**Stored data**.
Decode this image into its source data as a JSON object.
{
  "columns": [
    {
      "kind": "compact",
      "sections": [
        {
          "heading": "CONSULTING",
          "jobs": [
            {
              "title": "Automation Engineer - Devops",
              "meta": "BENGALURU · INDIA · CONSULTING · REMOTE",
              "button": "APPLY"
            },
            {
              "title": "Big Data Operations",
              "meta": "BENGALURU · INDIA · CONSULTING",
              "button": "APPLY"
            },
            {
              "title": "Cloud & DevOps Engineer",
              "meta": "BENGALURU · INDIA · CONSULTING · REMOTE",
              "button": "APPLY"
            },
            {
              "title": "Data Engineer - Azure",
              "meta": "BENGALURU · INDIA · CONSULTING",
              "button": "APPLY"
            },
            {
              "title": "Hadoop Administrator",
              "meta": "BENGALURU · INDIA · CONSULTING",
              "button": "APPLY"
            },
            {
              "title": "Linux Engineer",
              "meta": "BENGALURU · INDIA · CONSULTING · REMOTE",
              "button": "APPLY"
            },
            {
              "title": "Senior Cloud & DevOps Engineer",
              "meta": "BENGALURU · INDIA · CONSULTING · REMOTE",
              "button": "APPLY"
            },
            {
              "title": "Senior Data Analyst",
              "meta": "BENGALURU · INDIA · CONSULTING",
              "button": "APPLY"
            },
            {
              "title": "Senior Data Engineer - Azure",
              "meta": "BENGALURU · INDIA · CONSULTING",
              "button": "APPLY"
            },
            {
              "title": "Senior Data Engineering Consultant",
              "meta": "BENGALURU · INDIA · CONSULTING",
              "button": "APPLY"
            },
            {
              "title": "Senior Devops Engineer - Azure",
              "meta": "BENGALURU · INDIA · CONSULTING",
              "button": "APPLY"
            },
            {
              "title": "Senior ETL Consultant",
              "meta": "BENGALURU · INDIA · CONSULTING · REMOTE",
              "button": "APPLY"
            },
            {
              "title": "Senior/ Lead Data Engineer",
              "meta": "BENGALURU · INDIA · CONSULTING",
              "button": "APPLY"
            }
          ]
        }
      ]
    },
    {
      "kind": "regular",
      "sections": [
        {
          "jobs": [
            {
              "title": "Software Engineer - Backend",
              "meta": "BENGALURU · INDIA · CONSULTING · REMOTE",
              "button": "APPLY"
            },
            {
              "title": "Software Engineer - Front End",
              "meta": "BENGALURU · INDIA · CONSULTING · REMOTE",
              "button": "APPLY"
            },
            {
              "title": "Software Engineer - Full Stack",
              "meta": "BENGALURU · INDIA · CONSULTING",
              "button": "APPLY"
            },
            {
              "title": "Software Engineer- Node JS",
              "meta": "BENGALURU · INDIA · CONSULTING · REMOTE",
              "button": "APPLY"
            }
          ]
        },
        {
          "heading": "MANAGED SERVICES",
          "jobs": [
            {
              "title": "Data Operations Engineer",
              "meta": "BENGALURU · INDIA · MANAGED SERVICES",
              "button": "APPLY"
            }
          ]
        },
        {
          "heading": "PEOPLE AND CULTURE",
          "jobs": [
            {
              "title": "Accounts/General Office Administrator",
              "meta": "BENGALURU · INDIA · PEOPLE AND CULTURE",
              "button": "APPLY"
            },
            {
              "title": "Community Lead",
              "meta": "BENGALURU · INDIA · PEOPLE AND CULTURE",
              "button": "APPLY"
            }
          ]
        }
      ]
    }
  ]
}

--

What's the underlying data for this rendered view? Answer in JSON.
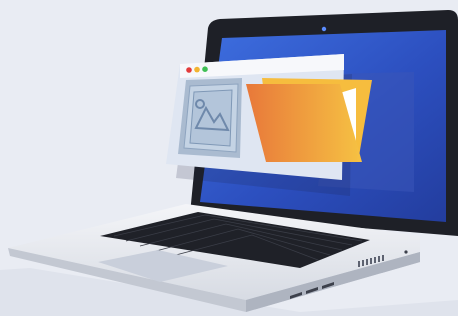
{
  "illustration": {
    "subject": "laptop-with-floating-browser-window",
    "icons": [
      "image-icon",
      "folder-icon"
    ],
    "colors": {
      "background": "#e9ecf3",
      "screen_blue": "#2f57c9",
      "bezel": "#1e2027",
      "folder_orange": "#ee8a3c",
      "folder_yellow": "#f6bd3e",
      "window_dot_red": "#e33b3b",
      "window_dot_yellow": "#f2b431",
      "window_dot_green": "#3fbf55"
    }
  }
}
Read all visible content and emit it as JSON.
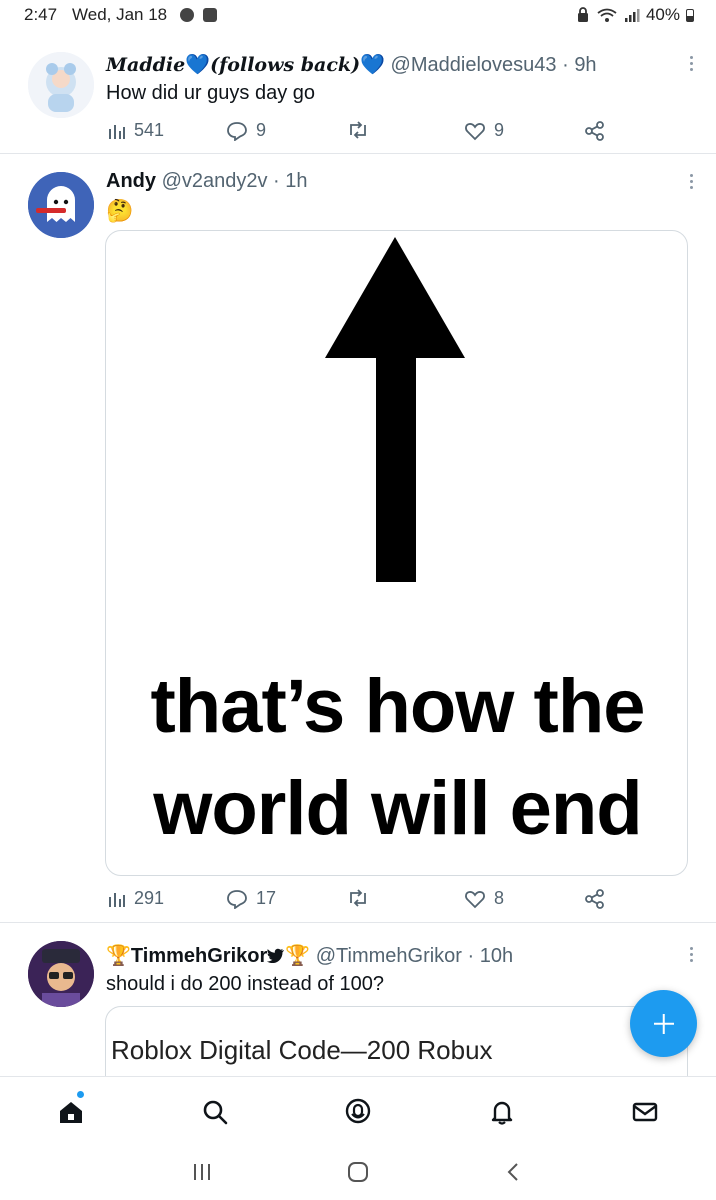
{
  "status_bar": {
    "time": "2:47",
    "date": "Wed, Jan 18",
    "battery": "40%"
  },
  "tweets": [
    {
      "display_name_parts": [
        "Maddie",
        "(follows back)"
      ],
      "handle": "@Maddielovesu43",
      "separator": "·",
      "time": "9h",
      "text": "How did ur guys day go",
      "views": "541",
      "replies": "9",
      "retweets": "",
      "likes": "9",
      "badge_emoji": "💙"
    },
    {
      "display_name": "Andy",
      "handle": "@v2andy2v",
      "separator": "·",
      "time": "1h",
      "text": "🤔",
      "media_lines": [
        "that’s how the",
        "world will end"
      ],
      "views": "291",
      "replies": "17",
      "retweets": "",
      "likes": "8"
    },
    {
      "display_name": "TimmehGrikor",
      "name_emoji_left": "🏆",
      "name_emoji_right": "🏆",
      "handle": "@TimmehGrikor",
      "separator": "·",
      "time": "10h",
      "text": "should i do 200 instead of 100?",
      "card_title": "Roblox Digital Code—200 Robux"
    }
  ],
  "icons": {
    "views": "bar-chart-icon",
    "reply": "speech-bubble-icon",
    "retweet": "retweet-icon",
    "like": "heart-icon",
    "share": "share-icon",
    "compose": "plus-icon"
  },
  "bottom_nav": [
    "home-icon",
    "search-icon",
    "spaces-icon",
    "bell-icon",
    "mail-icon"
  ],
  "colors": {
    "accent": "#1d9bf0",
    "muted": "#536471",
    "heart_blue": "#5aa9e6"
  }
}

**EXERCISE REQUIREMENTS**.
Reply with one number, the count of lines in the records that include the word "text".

**TASK OUTPUT**.
3